Print out all the records, word for word.

--- DATA RECORDS Enclosed Below ---

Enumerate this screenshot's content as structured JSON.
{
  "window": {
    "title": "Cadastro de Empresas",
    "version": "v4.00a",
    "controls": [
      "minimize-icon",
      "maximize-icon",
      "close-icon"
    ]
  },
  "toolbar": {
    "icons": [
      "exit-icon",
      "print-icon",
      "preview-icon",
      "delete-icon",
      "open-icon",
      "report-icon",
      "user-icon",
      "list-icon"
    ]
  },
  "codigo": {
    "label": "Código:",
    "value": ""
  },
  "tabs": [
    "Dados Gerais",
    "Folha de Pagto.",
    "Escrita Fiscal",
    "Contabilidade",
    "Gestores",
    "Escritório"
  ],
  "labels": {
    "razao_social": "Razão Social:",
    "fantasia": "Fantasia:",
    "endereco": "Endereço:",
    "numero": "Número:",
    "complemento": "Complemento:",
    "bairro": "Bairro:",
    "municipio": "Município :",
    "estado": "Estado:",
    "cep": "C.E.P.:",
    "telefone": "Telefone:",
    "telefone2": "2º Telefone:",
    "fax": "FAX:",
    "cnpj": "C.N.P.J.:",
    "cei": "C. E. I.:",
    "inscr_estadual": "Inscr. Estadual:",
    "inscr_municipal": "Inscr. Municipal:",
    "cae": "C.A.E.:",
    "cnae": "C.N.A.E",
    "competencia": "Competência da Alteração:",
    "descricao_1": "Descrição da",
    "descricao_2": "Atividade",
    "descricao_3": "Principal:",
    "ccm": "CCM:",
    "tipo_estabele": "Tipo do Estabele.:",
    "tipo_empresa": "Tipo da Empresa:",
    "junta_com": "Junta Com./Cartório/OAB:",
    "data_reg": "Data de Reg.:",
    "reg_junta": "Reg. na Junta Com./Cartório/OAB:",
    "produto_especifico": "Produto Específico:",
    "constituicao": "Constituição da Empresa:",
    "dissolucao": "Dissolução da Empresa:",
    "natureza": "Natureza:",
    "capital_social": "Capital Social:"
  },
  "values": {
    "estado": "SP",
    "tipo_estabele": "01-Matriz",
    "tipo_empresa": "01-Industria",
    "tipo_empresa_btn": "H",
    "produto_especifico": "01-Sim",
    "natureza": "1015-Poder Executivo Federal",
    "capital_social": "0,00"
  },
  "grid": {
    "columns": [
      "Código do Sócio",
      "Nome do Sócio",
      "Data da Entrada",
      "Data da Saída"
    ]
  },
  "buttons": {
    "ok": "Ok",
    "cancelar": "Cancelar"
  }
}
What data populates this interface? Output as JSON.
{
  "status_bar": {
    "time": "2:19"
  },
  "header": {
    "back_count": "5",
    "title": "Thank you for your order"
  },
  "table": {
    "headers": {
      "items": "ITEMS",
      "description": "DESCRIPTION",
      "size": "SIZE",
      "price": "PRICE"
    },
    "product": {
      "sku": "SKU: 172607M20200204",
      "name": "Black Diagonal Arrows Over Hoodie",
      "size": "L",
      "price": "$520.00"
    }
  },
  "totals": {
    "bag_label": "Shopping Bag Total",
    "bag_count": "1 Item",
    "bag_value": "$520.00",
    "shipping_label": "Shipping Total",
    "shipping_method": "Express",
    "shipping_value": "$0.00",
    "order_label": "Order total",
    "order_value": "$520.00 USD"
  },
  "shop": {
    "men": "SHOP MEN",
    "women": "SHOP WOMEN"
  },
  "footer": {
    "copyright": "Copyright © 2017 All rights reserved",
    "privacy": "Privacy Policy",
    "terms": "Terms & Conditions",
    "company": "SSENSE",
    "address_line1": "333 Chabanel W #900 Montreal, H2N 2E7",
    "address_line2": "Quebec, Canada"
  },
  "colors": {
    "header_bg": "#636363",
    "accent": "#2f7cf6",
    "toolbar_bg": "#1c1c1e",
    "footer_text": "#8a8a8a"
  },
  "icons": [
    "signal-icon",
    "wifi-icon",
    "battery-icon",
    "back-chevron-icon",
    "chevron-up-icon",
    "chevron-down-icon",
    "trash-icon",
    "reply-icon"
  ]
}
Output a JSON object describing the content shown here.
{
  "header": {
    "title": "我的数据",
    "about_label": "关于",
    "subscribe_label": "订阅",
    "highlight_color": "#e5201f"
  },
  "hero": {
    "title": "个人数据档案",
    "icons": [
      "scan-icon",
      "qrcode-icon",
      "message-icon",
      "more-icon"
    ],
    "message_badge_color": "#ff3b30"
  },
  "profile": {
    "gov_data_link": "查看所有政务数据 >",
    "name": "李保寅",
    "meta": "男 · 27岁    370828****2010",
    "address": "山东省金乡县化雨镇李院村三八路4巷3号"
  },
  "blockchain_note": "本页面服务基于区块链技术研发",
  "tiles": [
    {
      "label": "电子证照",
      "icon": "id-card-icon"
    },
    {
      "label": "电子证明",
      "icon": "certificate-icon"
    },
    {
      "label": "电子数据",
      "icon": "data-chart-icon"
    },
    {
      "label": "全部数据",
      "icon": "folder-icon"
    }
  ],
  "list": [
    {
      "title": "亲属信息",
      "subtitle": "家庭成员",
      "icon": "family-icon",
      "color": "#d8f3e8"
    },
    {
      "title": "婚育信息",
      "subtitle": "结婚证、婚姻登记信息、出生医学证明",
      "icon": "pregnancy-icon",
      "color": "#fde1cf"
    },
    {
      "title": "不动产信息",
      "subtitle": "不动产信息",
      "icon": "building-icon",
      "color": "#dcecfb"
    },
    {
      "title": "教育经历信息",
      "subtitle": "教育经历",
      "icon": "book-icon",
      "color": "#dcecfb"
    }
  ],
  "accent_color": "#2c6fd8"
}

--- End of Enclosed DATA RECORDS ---

=== ANSWER TO THIS PROBLEM ===
Enumerate this screenshot's content as structured JSON.
{
  "window": {
    "title": "Cadastro de Empresas",
    "version": "v4.00a",
    "controls": [
      "minimize-icon",
      "maximize-icon",
      "close-icon"
    ]
  },
  "toolbar": {
    "icons": [
      "exit-icon",
      "print-icon",
      "preview-icon",
      "delete-icon",
      "open-icon",
      "report-icon",
      "user-icon",
      "list-icon"
    ]
  },
  "codigo": {
    "label": "Código:",
    "value": ""
  },
  "tabs": [
    "Dados Gerais",
    "Folha de Pagto.",
    "Escrita Fiscal",
    "Contabilidade",
    "Gestores",
    "Escritório"
  ],
  "labels": {
    "razao_social": "Razão Social:",
    "fantasia": "Fantasia:",
    "endereco": "Endereço:",
    "numero": "Número:",
    "complemento": "Complemento:",
    "bairro": "Bairro:",
    "municipio": "Município :",
    "estado": "Estado:",
    "cep": "C.E.P.:",
    "telefone": "Telefone:",
    "telefone2": "2º Telefone:",
    "fax": "FAX:",
    "cnpj": "C.N.P.J.:",
    "cei": "C. E. I.:",
    "inscr_estadual": "Inscr. Estadual:",
    "inscr_municipal": "Inscr. Municipal:",
    "cae": "C.A.E.:",
    "cnae": "C.N.A.E",
    "competencia": "Competência da Alteração:",
    "descricao_1": "Descrição da",
    "descricao_2": "Atividade",
    "descricao_3": "Principal:",
    "ccm": "CCM:",
    "tipo_estabele": "Tipo do Estabele.:",
    "tipo_empresa": "Tipo da Empresa:",
    "junta_com": "Junta Com./Cartório/OAB:",
    "data_reg": "Data de Reg.:",
    "reg_junta": "Reg. na Junta Com./Cartório/OAB:",
    "produto_especifico": "Produto Específico:",
    "constituicao": "Constituição da Empresa:",
    "dissolucao": "Dissolução da Empresa:",
    "natureza": "Natureza:",
    "capital_social": "Capital Social:"
  },
  "values": {
    "estado": "SP",
    "tipo_estabele": "01-Matriz",
    "tipo_empresa": "01-Industria",
    "tipo_empresa_btn": "H",
    "produto_especifico": "01-Sim",
    "natureza": "1015-Poder Executivo Federal",
    "capital_social": "0,00"
  },
  "grid": {
    "columns": [
      "Código do Sócio",
      "Nome do Sócio",
      "Data da Entrada",
      "Data da Saída"
    ]
  },
  "buttons": {
    "ok": "Ok",
    "cancelar": "Cancelar"
  }
}
What data populates this interface? Output as JSON.
{
  "status_bar": {
    "time": "2:19"
  },
  "header": {
    "back_count": "5",
    "title": "Thank you for your order"
  },
  "table": {
    "headers": {
      "items": "ITEMS",
      "description": "DESCRIPTION",
      "size": "SIZE",
      "price": "PRICE"
    },
    "product": {
      "sku": "SKU: 172607M20200204",
      "name": "Black Diagonal Arrows Over Hoodie",
      "size": "L",
      "price": "$520.00"
    }
  },
  "totals": {
    "bag_label": "Shopping Bag Total",
    "bag_count": "1 Item",
    "bag_value": "$520.00",
    "shipping_label": "Shipping Total",
    "shipping_method": "Express",
    "shipping_value": "$0.00",
    "order_label": "Order total",
    "order_value": "$520.00 USD"
  },
  "shop": {
    "men": "SHOP MEN",
    "women": "SHOP WOMEN"
  },
  "footer": {
    "copyright": "Copyright © 2017 All rights reserved",
    "privacy": "Privacy Policy",
    "terms": "Terms & Conditions",
    "company": "SSENSE",
    "address_line1": "333 Chabanel W #900 Montreal, H2N 2E7",
    "address_line2": "Quebec, Canada"
  },
  "colors": {
    "header_bg": "#636363",
    "accent": "#2f7cf6",
    "toolbar_bg": "#1c1c1e",
    "footer_text": "#8a8a8a"
  },
  "icons": [
    "signal-icon",
    "wifi-icon",
    "battery-icon",
    "back-chevron-icon",
    "chevron-up-icon",
    "chevron-down-icon",
    "trash-icon",
    "reply-icon"
  ]
}
Output a JSON object describing the content shown here.
{
  "header": {
    "title": "我的数据",
    "about_label": "关于",
    "subscribe_label": "订阅",
    "highlight_color": "#e5201f"
  },
  "hero": {
    "title": "个人数据档案",
    "icons": [
      "scan-icon",
      "qrcode-icon",
      "message-icon",
      "more-icon"
    ],
    "message_badge_color": "#ff3b30"
  },
  "profile": {
    "gov_data_link": "查看所有政务数据 >",
    "name": "李保寅",
    "meta": "男 · 27岁    370828****2010",
    "address": "山东省金乡县化雨镇李院村三八路4巷3号"
  },
  "blockchain_note": "本页面服务基于区块链技术研发",
  "tiles": [
    {
      "label": "电子证照",
      "icon": "id-card-icon"
    },
    {
      "label": "电子证明",
      "icon": "certificate-icon"
    },
    {
      "label": "电子数据",
      "icon": "data-chart-icon"
    },
    {
      "label": "全部数据",
      "icon": "folder-icon"
    }
  ],
  "list": [
    {
      "title": "亲属信息",
      "subtitle": "家庭成员",
      "icon": "family-icon",
      "color": "#d8f3e8"
    },
    {
      "title": "婚育信息",
      "subtitle": "结婚证、婚姻登记信息、出生医学证明",
      "icon": "pregnancy-icon",
      "color": "#fde1cf"
    },
    {
      "title": "不动产信息",
      "subtitle": "不动产信息",
      "icon": "building-icon",
      "color": "#dcecfb"
    },
    {
      "title": "教育经历信息",
      "subtitle": "教育经历",
      "icon": "book-icon",
      "color": "#dcecfb"
    }
  ],
  "accent_color": "#2c6fd8"
}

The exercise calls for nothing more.